State Senator Joan V. Hartley (D-Waterbury) today announced additional state educational funding for Waterbury city schools. Senator Hartley said with yesterday’s approval, the Waterbury Public Schools system is in line for nearly $4.4 million to underwrite proposals meant to improve student achievement.

   Senator Hartley noted that Waterbury’s supplemental grant is the third largest in Connecticut, intended to address pre-kindergarten education, improve high school graduation rates, work to ensure equal access districtwide to Common Core State Standards in curricula, and other initiatives.

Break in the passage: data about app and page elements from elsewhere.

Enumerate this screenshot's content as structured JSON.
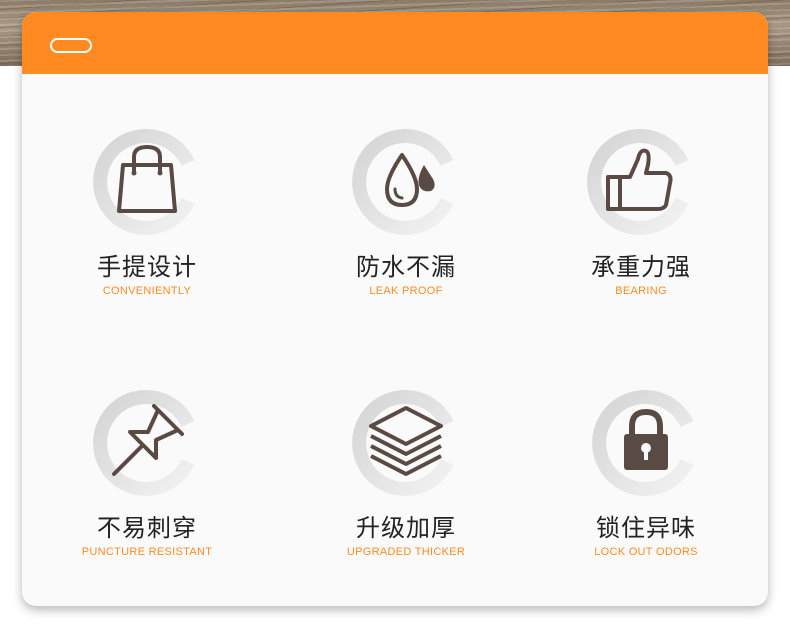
{
  "colors": {
    "accent": "#ff8a22",
    "icon": "#5a4a44",
    "ring_light": "#e6e6e6",
    "ring_dark": "#c9c9c9"
  },
  "features": [
    {
      "icon": "handbag-icon",
      "title": "手提设计",
      "subtitle": "CONVENIENTLY"
    },
    {
      "icon": "water-drop-icon",
      "title": "防水不漏",
      "subtitle": "LEAK PROOF"
    },
    {
      "icon": "thumbs-up-icon",
      "title": "承重力强",
      "subtitle": "BEARING"
    },
    {
      "icon": "pushpin-icon",
      "title": "不易刺穿",
      "subtitle": "PUNCTURE RESISTANT"
    },
    {
      "icon": "layers-icon",
      "title": "升级加厚",
      "subtitle": "UPGRADED THICKER"
    },
    {
      "icon": "padlock-icon",
      "title": "锁住异味",
      "subtitle": "LOCK OUT ODORS"
    }
  ]
}
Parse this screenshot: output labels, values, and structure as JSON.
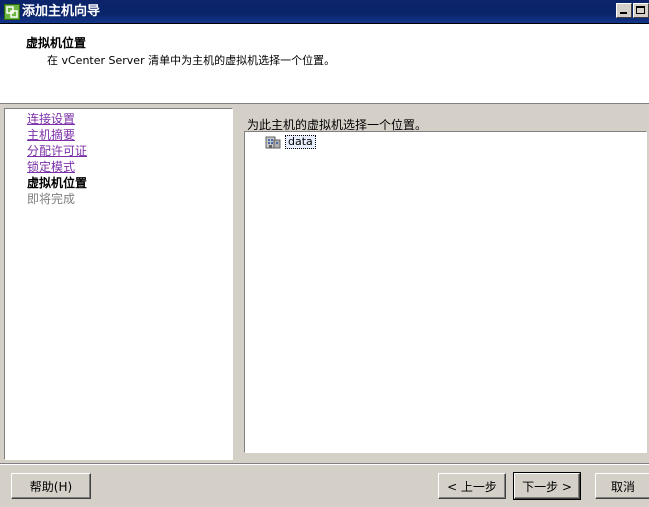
{
  "window": {
    "title": "添加主机向导",
    "icon": "vsphere-icon",
    "controls": [
      "minimize-icon",
      "maximize-icon"
    ]
  },
  "header": {
    "title": "虚拟机位置",
    "subtitle": "在 vCenter Server 清单中为主机的虚拟机选择一个位置。"
  },
  "nav": {
    "items": [
      {
        "label": "连接设置",
        "state": "visited"
      },
      {
        "label": "主机摘要",
        "state": "visited"
      },
      {
        "label": "分配许可证",
        "state": "visited"
      },
      {
        "label": "锁定模式",
        "state": "visited"
      },
      {
        "label": "虚拟机位置",
        "state": "current"
      },
      {
        "label": "即将完成",
        "state": "disabled"
      }
    ]
  },
  "main": {
    "prompt": "为此主机的虚拟机选择一个位置。",
    "tree": [
      {
        "label": "data",
        "icon": "datacenter-icon",
        "selected": true
      }
    ]
  },
  "buttons": {
    "help": "帮助(H)",
    "back": "< 上一步",
    "next": "下一步 >",
    "cancel": "取消"
  },
  "colors": {
    "titlebar": "#0a246a",
    "visited_link": "#7b2fa8",
    "disabled_text": "#808080",
    "face": "#d4d0c8"
  }
}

   “This additional state funding will help educators throughout Waterbury deliver a first-rate public education to all students and give them the foundation and tools they’ll need to be productive, contributing adults,” Senator Hartley said. “This is not to say that more money will automatically improve our schools, but simply that educators will now have additional resources available to them.”

   “I congratulate Superintendent Kathleen Ouellette and her team on their successful application,” said Commissioner Stefan Pryor of the state Department of Education. “Waterbury will deploy Alliance District funding toward new early childhood education programs, new efforts to strengthen early-grade literacy instruction, a redesign of its central office, and the creation of an alternative education program for students in need of special supports.”

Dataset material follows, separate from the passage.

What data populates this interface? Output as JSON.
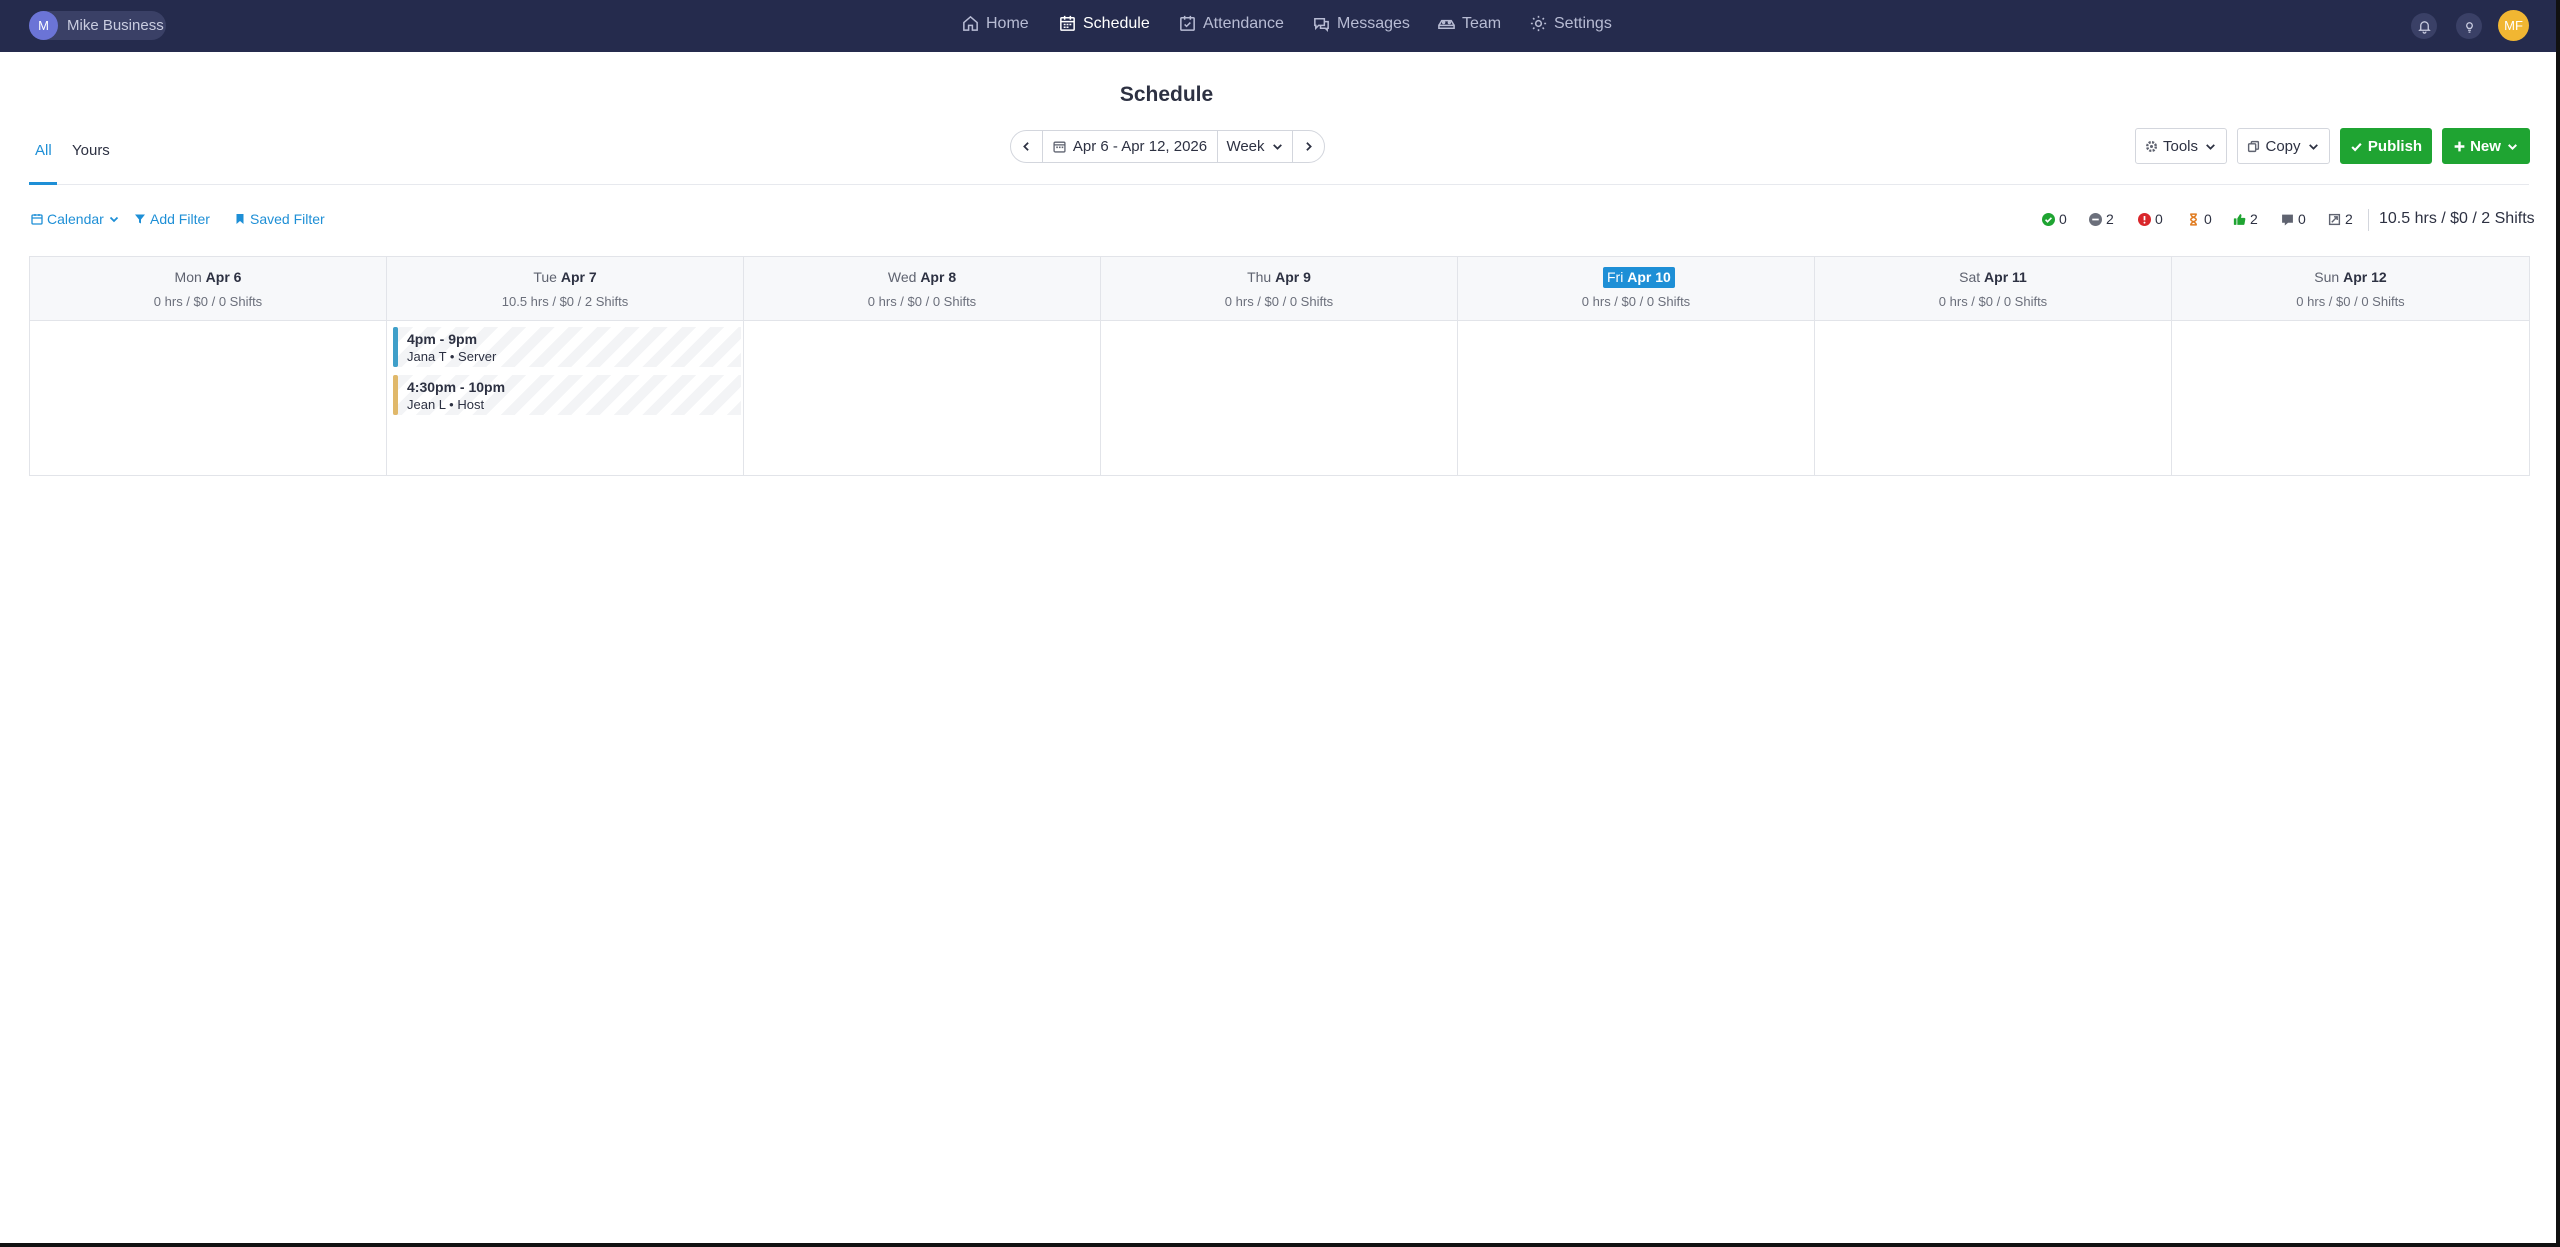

   “I commend Waterbury as well for the process it undertook to develop its reform plan, including an analysis of trends in student achievement data and the Superintendent’s extensive stakeholder meetings and school visits, Commissioner Pryor added.”

   “For too long, the formula for turning around struggling schools followed one guiding principle – increased funding,” said Governor Dannel P. Malloy.  “While there are many schools throughout the state that would benefit with increased resources, we can’t simply continue to throw good money after bad.  Thanks to the creation of Alliance Districts, increases in funding must now come with a plan for turning around schools and increasing student performance.  Our state may have the nation’s largest achievement gap, but thanks to our reform effort, we now have the tools we need to make sure that all of our children can succeed.”